[Start of section]
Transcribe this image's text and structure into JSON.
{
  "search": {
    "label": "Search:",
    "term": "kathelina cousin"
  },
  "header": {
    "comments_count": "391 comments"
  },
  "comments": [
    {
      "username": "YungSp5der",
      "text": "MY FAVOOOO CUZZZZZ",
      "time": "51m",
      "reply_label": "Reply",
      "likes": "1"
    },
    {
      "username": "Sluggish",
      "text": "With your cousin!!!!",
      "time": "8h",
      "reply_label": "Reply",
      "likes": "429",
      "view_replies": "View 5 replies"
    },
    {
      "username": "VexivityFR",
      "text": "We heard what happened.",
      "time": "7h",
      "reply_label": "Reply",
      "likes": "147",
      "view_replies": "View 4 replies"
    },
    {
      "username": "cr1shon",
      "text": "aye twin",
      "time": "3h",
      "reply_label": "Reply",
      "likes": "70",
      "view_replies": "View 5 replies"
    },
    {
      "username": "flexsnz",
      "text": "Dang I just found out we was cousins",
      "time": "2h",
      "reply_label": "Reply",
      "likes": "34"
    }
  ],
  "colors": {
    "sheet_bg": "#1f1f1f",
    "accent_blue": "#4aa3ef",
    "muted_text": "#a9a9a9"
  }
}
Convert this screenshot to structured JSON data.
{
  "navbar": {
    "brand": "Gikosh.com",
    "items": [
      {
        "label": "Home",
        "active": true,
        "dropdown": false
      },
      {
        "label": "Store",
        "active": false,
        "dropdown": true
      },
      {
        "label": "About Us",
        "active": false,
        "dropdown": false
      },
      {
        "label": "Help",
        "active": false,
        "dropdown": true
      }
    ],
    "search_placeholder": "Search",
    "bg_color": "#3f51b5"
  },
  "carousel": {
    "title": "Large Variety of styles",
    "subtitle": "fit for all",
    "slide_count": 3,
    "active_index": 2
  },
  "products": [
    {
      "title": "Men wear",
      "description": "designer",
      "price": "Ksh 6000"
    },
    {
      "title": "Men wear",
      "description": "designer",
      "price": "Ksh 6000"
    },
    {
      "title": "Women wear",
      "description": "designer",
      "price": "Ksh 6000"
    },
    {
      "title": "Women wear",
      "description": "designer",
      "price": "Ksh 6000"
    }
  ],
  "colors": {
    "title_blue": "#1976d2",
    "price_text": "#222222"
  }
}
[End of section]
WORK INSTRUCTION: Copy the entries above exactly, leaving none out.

ANSWER SPACE:
Transcribe this image's text and structure into JSON.
{
  "search": {
    "label": "Search:",
    "term": "kathelina cousin"
  },
  "header": {
    "comments_count": "391 comments"
  },
  "comments": [
    {
      "username": "YungSp5der",
      "text": "MY FAVOOOO CUZZZZZ",
      "time": "51m",
      "reply_label": "Reply",
      "likes": "1"
    },
    {
      "username": "Sluggish",
      "text": "With your cousin!!!!",
      "time": "8h",
      "reply_label": "Reply",
      "likes": "429",
      "view_replies": "View 5 replies"
    },
    {
      "username": "VexivityFR",
      "text": "We heard what happened.",
      "time": "7h",
      "reply_label": "Reply",
      "likes": "147",
      "view_replies": "View 4 replies"
    },
    {
      "username": "cr1shon",
      "text": "aye twin",
      "time": "3h",
      "reply_label": "Reply",
      "likes": "70",
      "view_replies": "View 5 replies"
    },
    {
      "username": "flexsnz",
      "text": "Dang I just found out we was cousins",
      "time": "2h",
      "reply_label": "Reply",
      "likes": "34"
    }
  ],
  "colors": {
    "sheet_bg": "#1f1f1f",
    "accent_blue": "#4aa3ef",
    "muted_text": "#a9a9a9"
  }
}
Convert this screenshot to structured JSON data.
{
  "navbar": {
    "brand": "Gikosh.com",
    "items": [
      {
        "label": "Home",
        "active": true,
        "dropdown": false
      },
      {
        "label": "Store",
        "active": false,
        "dropdown": true
      },
      {
        "label": "About Us",
        "active": false,
        "dropdown": false
      },
      {
        "label": "Help",
        "active": false,
        "dropdown": true
      }
    ],
    "search_placeholder": "Search",
    "bg_color": "#3f51b5"
  },
  "carousel": {
    "title": "Large Variety of styles",
    "subtitle": "fit for all",
    "slide_count": 3,
    "active_index": 2
  },
  "products": [
    {
      "title": "Men wear",
      "description": "designer",
      "price": "Ksh 6000"
    },
    {
      "title": "Men wear",
      "description": "designer",
      "price": "Ksh 6000"
    },
    {
      "title": "Women wear",
      "description": "designer",
      "price": "Ksh 6000"
    },
    {
      "title": "Women wear",
      "description": "designer",
      "price": "Ksh 6000"
    }
  ],
  "colors": {
    "title_blue": "#1976d2",
    "price_text": "#222222"
  }
}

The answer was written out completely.